PROBLEM
Only lines containing the word "menu" belong in the answer; copy each one from the records.

=====

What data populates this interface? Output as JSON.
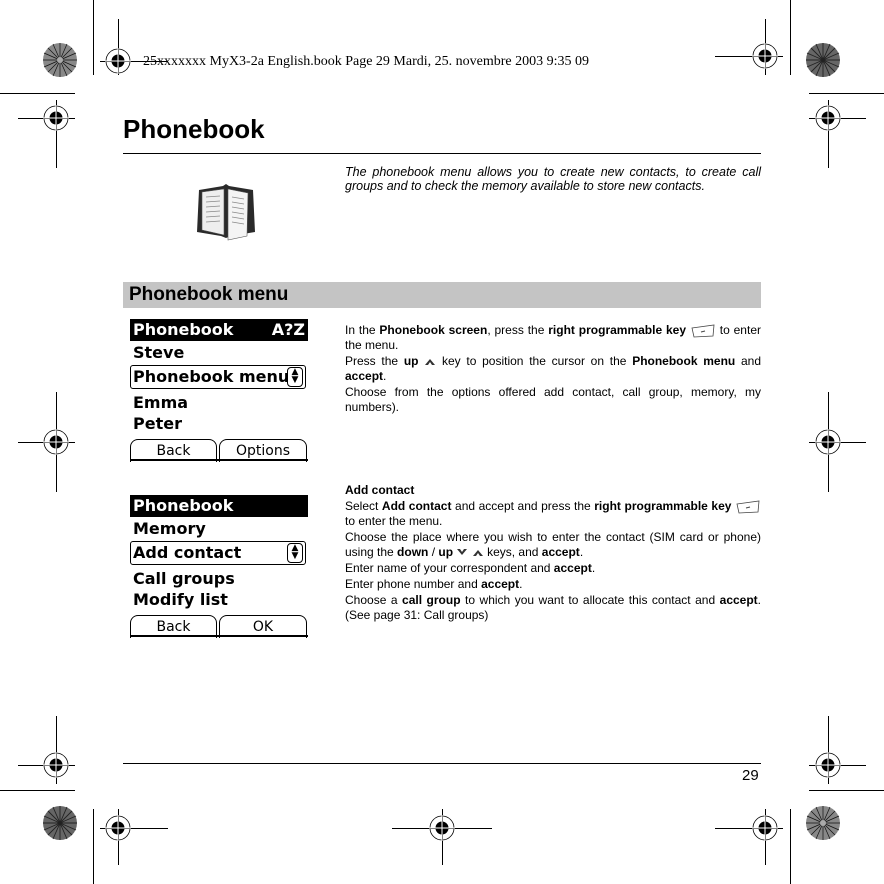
{
  "print_header": "25xxxxxxx MyX3-2a English.book  Page 29  Mardi, 25. novembre 2003  9:35 09",
  "page": {
    "title": "Phonebook",
    "intro": "The phonebook menu allows you to create new contacts, to create call groups and to check the memory available to store new contacts.",
    "section_title": "Phonebook menu",
    "page_number": "29"
  },
  "icons": {
    "book": "phonebook-book-icon",
    "softkey": "right-programmable-key-icon",
    "up": "up-key-icon",
    "down": "down-key-icon"
  },
  "block1": {
    "p1": {
      "t1": "In the ",
      "b1": "Phonebook screen",
      "t2": ", press the ",
      "b2": "right programmable key",
      "t3": " to enter the menu."
    },
    "p2": {
      "t1": "Press the ",
      "b1": "up",
      "t2": " key to position the cursor on the ",
      "b2": "Phonebook menu",
      "t3": " and ",
      "b3": "accept",
      "t4": "."
    },
    "p3": "Choose from the options offered add contact, call group, memory, my numbers)."
  },
  "screen1": {
    "header_left": "Phonebook",
    "header_right": "A?Z",
    "rows": [
      "Steve",
      "Phonebook menu",
      "Emma",
      "Peter"
    ],
    "selected_index": 1,
    "softkey_left": "Back",
    "softkey_right": "Options"
  },
  "block2": {
    "heading": "Add contact",
    "p1": {
      "t1": "Select ",
      "b1": "Add contact",
      "t2": " and accept and press the ",
      "b2": "right programmable key",
      "t3": " to enter the menu."
    },
    "p2": {
      "t1": "Choose the place where you wish to enter the contact (SIM card or phone) using the ",
      "b1": "down",
      "t2": " / ",
      "b2": "up",
      "t3": " keys, and ",
      "b3": "accept",
      "t4": "."
    },
    "p3": {
      "t1": "Enter name of your correspondent and ",
      "b1": "accept",
      "t2": "."
    },
    "p4": {
      "t1": "Enter phone number and ",
      "b1": "accept",
      "t2": "."
    },
    "p5": {
      "t1": "Choose a ",
      "b1": "call group",
      "t2": " to which you want to allocate this contact and ",
      "b2": "accept",
      "t3": ". (See page 31: Call groups)"
    }
  },
  "screen2": {
    "header_left": "Phonebook",
    "rows": [
      "Memory",
      "Add contact",
      "Call groups",
      "Modify list"
    ],
    "selected_index": 1,
    "softkey_left": "Back",
    "softkey_right": "OK"
  },
  "scroll_arrows": "▲▼"
}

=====

OUTPUT
    "intro": "The phonebook menu allows you to create new contacts, to create call groups and to check the memory available to store new contacts.",
    "section_title": "Phonebook menu",
      "t3": " to enter the menu."
      "b2": "Phonebook menu",
      "Phonebook menu",
      "t3": " to enter the menu."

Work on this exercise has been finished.